***** Source records
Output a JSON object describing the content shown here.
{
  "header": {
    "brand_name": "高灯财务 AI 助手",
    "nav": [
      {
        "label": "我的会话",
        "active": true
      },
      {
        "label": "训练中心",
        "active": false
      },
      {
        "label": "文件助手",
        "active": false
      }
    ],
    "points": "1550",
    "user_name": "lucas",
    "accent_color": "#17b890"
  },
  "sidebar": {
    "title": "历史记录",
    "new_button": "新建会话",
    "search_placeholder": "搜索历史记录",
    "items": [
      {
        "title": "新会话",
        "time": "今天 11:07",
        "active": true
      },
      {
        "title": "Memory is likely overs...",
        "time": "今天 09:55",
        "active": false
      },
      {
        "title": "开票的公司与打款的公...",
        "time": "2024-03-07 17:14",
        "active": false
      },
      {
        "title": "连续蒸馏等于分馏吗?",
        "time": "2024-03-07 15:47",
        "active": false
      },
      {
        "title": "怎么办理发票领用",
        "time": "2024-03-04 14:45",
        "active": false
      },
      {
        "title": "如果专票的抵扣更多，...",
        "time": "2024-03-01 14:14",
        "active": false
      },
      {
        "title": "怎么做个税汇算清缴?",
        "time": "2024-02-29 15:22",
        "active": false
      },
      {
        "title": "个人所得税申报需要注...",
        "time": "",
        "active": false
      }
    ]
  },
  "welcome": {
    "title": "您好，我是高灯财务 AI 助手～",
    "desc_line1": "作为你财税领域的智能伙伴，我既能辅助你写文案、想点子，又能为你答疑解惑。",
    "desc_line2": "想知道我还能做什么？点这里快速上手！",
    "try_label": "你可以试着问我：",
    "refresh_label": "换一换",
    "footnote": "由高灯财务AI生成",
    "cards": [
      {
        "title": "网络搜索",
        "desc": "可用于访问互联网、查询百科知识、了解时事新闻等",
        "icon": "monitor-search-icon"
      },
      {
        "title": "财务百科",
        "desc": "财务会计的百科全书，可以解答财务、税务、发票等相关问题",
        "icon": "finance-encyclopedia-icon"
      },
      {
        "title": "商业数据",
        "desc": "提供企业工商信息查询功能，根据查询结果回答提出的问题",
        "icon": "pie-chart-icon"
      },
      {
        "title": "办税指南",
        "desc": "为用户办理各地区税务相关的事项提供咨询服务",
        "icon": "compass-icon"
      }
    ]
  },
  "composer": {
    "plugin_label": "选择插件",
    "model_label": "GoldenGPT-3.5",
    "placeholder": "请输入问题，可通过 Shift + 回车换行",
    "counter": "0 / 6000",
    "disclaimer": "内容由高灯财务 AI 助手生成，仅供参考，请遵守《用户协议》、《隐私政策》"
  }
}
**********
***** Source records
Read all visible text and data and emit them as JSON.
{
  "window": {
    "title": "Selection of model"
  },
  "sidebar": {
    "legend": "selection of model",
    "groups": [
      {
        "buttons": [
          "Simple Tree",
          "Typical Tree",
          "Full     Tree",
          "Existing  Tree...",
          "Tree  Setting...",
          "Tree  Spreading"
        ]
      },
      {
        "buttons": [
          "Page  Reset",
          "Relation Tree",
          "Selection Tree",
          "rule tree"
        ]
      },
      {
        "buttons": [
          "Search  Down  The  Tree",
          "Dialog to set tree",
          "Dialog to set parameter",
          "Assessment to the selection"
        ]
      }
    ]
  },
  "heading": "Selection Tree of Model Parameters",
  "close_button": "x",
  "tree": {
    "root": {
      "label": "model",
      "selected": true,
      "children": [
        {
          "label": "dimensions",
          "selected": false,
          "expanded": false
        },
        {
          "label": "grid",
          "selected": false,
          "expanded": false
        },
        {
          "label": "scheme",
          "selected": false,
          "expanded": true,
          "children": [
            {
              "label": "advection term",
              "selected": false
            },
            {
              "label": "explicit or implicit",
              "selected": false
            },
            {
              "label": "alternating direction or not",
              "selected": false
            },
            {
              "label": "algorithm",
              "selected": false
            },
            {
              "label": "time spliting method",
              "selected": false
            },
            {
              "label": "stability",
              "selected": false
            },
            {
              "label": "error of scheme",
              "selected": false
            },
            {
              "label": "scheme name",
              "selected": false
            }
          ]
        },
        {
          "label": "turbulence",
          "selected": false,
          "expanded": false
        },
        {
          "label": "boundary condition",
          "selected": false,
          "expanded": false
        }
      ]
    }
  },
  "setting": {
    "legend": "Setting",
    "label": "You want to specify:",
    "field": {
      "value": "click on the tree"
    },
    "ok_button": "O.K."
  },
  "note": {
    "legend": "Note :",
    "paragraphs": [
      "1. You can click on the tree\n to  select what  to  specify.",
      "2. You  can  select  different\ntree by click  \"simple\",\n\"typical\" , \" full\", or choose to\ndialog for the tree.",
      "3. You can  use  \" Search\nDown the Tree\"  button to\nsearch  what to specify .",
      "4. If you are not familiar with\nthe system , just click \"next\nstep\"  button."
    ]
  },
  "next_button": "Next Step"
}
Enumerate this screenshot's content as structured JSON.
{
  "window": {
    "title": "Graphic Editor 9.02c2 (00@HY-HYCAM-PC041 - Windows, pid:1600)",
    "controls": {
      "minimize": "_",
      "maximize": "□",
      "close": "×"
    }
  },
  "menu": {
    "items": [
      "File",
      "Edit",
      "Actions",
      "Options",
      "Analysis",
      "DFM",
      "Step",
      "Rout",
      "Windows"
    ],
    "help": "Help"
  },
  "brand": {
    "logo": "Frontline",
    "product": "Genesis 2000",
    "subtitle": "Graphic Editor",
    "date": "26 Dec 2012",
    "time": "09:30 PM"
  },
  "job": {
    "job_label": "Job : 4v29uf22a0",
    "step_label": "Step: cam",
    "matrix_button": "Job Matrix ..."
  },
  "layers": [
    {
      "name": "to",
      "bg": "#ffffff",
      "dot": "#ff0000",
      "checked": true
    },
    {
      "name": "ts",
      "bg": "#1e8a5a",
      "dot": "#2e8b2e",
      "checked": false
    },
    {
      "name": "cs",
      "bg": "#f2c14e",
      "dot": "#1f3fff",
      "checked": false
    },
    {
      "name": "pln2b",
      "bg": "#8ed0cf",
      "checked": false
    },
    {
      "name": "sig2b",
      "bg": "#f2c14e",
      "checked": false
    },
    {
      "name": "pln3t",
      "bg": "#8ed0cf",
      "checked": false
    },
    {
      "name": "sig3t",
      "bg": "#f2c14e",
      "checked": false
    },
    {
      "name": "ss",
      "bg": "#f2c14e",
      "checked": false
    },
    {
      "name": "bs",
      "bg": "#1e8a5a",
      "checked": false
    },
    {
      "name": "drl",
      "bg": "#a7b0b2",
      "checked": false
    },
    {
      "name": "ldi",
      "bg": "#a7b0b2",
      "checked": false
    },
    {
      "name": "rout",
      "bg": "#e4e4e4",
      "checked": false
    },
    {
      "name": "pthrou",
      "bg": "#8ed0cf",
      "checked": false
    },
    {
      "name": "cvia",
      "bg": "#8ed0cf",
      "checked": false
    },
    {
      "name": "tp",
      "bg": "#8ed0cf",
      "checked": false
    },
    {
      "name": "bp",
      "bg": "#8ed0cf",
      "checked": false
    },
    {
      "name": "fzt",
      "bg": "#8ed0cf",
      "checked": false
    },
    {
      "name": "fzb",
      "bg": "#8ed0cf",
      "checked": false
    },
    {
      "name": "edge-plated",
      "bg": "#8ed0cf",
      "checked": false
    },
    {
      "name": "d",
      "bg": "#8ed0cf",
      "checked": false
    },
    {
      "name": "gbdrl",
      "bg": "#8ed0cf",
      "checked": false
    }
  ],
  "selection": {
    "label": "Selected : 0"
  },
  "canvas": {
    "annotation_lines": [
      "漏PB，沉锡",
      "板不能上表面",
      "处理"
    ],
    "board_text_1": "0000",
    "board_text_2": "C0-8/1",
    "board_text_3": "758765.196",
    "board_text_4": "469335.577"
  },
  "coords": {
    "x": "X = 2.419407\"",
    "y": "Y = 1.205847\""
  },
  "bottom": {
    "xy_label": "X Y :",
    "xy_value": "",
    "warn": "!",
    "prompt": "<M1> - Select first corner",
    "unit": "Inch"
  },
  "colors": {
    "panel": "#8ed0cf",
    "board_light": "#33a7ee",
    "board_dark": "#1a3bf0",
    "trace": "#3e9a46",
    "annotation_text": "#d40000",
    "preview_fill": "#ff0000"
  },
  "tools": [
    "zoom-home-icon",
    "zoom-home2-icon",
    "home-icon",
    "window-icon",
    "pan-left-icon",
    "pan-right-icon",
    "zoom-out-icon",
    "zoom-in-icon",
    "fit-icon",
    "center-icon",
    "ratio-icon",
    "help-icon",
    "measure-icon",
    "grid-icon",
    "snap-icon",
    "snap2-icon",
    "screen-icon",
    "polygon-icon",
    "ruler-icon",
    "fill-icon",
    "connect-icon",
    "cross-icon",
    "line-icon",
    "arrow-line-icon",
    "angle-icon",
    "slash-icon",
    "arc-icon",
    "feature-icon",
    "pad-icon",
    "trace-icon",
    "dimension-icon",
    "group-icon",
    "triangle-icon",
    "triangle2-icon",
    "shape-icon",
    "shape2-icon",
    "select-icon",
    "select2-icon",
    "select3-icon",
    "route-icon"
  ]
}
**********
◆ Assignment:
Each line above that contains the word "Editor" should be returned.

◆ Response to this task:
    "title": "Graphic Editor 9.02c2 (00@HY-HYCAM-PC041 - Windows, pid:1600)",
    "subtitle": "Graphic Editor",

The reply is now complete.